- [Required work] Down to the last line, restate the records word for word, but not the pictures.

Records from a data collection
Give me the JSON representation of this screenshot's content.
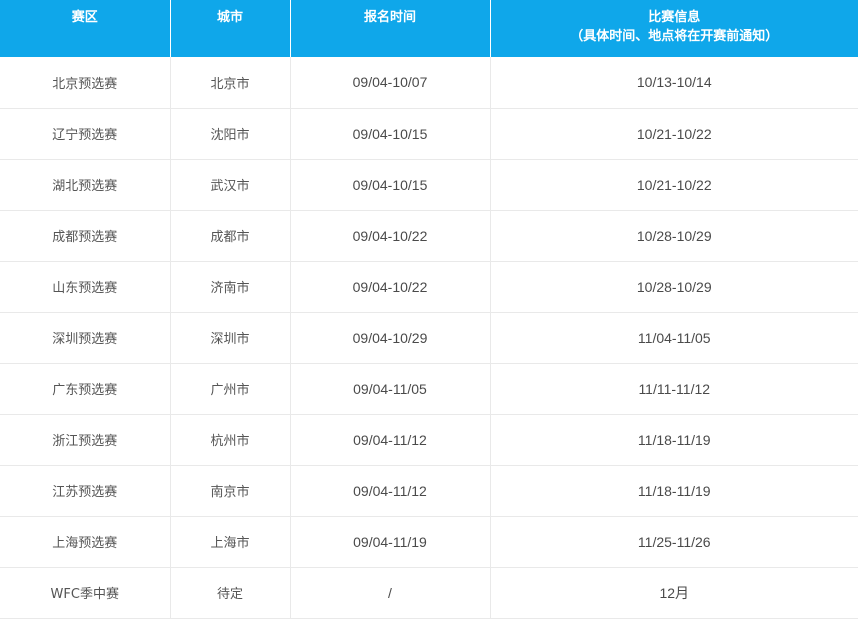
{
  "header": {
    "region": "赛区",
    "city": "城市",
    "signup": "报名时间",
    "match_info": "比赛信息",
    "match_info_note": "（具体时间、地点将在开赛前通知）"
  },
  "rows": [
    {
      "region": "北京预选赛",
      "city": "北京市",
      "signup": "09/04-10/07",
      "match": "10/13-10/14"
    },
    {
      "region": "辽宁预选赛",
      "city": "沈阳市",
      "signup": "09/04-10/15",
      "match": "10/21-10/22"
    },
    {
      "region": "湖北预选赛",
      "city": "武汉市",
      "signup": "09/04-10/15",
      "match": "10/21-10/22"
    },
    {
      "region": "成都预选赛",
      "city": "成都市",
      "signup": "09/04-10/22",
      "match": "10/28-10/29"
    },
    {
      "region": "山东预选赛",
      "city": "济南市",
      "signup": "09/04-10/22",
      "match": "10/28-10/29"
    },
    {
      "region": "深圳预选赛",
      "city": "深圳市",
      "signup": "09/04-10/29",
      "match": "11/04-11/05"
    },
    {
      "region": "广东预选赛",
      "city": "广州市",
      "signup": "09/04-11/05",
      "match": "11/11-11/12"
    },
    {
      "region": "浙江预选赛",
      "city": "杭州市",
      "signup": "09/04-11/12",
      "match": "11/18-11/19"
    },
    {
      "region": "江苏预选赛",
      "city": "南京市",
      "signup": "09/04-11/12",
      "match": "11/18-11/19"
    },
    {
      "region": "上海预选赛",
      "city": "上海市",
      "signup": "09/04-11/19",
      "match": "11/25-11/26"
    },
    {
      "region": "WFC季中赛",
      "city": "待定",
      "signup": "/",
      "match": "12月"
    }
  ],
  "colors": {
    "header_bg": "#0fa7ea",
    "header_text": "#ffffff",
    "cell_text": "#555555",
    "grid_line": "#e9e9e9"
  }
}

- [Solution]
Give me the JSON representation of this screenshot's content.
{
  "header": {
    "region": "赛区",
    "city": "城市",
    "signup": "报名时间",
    "match_info": "比赛信息",
    "match_info_note": "（具体时间、地点将在开赛前通知）"
  },
  "rows": [
    {
      "region": "北京预选赛",
      "city": "北京市",
      "signup": "09/04-10/07",
      "match": "10/13-10/14"
    },
    {
      "region": "辽宁预选赛",
      "city": "沈阳市",
      "signup": "09/04-10/15",
      "match": "10/21-10/22"
    },
    {
      "region": "湖北预选赛",
      "city": "武汉市",
      "signup": "09/04-10/15",
      "match": "10/21-10/22"
    },
    {
      "region": "成都预选赛",
      "city": "成都市",
      "signup": "09/04-10/22",
      "match": "10/28-10/29"
    },
    {
      "region": "山东预选赛",
      "city": "济南市",
      "signup": "09/04-10/22",
      "match": "10/28-10/29"
    },
    {
      "region": "深圳预选赛",
      "city": "深圳市",
      "signup": "09/04-10/29",
      "match": "11/04-11/05"
    },
    {
      "region": "广东预选赛",
      "city": "广州市",
      "signup": "09/04-11/05",
      "match": "11/11-11/12"
    },
    {
      "region": "浙江预选赛",
      "city": "杭州市",
      "signup": "09/04-11/12",
      "match": "11/18-11/19"
    },
    {
      "region": "江苏预选赛",
      "city": "南京市",
      "signup": "09/04-11/12",
      "match": "11/18-11/19"
    },
    {
      "region": "上海预选赛",
      "city": "上海市",
      "signup": "09/04-11/19",
      "match": "11/25-11/26"
    },
    {
      "region": "WFC季中赛",
      "city": "待定",
      "signup": "/",
      "match": "12月"
    }
  ],
  "colors": {
    "header_bg": "#0fa7ea",
    "header_text": "#ffffff",
    "cell_text": "#555555",
    "grid_line": "#e9e9e9"
  }
}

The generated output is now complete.